Since you started this project, have you got the feeling that it is appreciated and used by many people around the world?
As I mentioned, CentOS is an instant success! I have gotten many emails from people thanking us for our efforts, and providing such a needed service! I am increasingly surprised with how quickly things seem to be moving!
There are not as many users of cAos Linux ATM, but the number is steadily increasing. cAos-2 numbers are on the rise even though we have not announced the release.
Would you like to say something in particular about CentOS or the cAos Foundation?
Sure. I would like to mention a bit about the history of the Foundation. We started off building the new distribution (cAos Linux). CentOS came to be because we needed a system to bootstrap the cAos-1 development. We realized that others in the community were looking for a properly maintained rebuild of Enterprise Linux, so we made plans for a public release. We spent time building our methods and infrastructure so that we can release something that was very reliable and usable from the beginning. John Newbigin and Lance Davis are the lead maintainers of CentOS-2 and 3 respectively and have done a brilliant job! CentOS now has several more contributors as well, and we have released the x86_64 port.
cAos Linux remember is being built simultaneously as CentOS. It started out as a new distribution, and has been quickly maturing into something extremely powerful and stable. Version 1 was a prototype. We wanted to see if it was possible to do, and what it would take to manage an RPM and community based distributions. We learned a lot from the experience of cAos-1, and are now working on the second version that takes many of the great ideas and features from other Unixes and distributions, and what we learned in version 1 to make something new. We have not spent much effort maintaining cAos-1 because we have been developing cAos-2.

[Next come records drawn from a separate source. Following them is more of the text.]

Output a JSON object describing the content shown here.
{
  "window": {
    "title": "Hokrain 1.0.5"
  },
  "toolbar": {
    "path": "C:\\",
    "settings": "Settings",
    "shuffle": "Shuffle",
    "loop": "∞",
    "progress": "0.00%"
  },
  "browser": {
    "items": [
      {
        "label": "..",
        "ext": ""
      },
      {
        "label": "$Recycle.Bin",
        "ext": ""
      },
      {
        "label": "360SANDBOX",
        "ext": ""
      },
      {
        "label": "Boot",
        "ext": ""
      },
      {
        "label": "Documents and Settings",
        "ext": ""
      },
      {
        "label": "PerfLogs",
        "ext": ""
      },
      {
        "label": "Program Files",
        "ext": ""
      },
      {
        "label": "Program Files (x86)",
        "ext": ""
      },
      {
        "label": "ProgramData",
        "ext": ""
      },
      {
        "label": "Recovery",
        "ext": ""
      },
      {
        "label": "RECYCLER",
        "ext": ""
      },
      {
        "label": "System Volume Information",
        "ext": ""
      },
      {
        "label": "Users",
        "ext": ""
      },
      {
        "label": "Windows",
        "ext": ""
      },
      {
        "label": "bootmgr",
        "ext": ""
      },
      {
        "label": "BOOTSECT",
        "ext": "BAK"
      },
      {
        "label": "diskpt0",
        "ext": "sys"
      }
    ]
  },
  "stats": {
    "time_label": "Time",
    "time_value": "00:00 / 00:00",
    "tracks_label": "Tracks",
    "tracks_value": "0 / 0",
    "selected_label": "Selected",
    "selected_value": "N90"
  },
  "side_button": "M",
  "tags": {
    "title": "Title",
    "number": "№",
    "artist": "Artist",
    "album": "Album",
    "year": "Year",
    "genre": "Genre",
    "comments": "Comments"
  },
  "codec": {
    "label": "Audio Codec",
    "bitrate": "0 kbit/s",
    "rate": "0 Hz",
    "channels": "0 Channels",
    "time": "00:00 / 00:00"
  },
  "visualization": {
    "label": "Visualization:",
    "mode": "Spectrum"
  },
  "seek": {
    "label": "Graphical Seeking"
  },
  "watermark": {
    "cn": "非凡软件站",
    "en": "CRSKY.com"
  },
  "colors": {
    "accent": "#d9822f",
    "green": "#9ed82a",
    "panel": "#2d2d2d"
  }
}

With cAos2 we started new, and built a very solid yet current core OS. This core OS is maintained by our core developers specifically. Outside developers and maintainers can integrate their packages into the extended (non-core) part of the distribution, and everything is built off of the core OS which is frozen throughout the life of the distribution (only updates are security and bug fixes). We have payed close attention to make sure that dependencies are managed properly, and that the core is completely self hosting on multiple architectures. It includes packages like: Linux-2.6.9, gcc-3.4.3, xorg-6.8.1, gnome, xfce, enlightenment, etc… It is suitable as a workstation, server, or cluster master/slave nodes.
Stay tuned for the release announcements of cAos-2!
Lastly I would like to thank all of the cAos Foundation developers, and users that have contributed to us.
If you have an interest in helping us develop any of these projects, we are very open to talented and dedicated members of the community to join us. The Foundation is also interested in partnering with commercial organizations that could provide support or other services to clients for our projects. Visit our web site for more details.